"We have so many cases that fall into that category," Duignan told GSR in August.

Staff and volunteers have set up workshops for clients and intensive interviews with lawyers and paralegals to investigate whether they can use other remedies to make an asylum claim. For example, if an immigrant was a victim of a crime while in the United States and is helpful in the prosecution of the perpetrator, she or he could be a candidate for a U visa. However, there is a 10-year backlog for processing that kind of claim.

"It's very unsettling time for our clients, and most of them are already profoundly traumatized," Smith said.

For Manuel De Paz, East Bay Sanctuary Covenant's director of community development and education, the upheaval is an opportunity to empower the clients.

"We have developed a leadership training program targeted particularly at the TPS community," he said. "For the next year, we will be teaching them how to organize, how to do lobbying and how to speak in media."

De Paz, who joined the organization in 2006, was once a client with temporary protected status. In the 1980s, he fled his home in El Salvador after soldiers from the U.S.-backed Salvadoran military stormed his village.

"They killed three of my brothers," De Paz said. "One was decapitated, another was chopped into pieces. My 16-year-old sister, who was a catechist, was tortured."

De Paz tried to escape El Salvador twice by hiding in a cargo train hauling bananas but was captured both times. On his third attempt, he crossed the border and made his way to Berkeley.

Many of East Bay Sanctuary Covenant's thousands of clients have similar stories, and their faith and will to survive inspires the staff.

"We continue to do intakes and be as compassionate as we've always been. And we are moving forward in the hope that the policies will revert back once this administration is gone," Duignan said.

With so many asylum cases backlogged for years, that strategy might work for some clients. But for recent asylum applications, Sessions has implemented a last-in, first-out policy, meaning those who have made a claim most recently will now be first in line for a hearing and those in the backlog will be even further delayed.

All of these stresses on the program are only exacerbated by the looming reality that East Bay Sanctuary Covenant needs a new home. The building sits amid the sprawling campus of the University of California, Berkeley, a neighborhood that, like most of the Bay Area, has seen housing prices skyrocket in recent years.

"If we don't know where we're going to be or how much space we're going to have, we can't ethically keep doing as many cases," Smith said. "And if we don't have a good lead on a place by the end of this year, we may have to stop taking new asylum cases and just deal with the backlog."

These days, Duignan spends a lot of time talking with church and government leaders as well as administrators from educational institutions in the Berkeley area to see what possibilities there might be for a new space.
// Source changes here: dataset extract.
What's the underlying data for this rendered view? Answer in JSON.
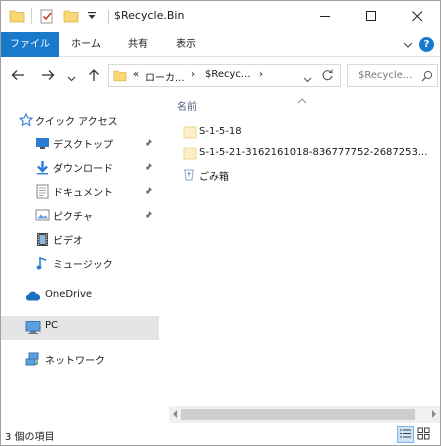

So far, she has come up empty.

"We are a sanctuary in need of sanctuary," she said.

"We have always believed that the refugees are our guides," she added. "We will persevere because they have shown us how."

[Jamie Manson is a columnist and the books editor at the National Catholic Reporter.]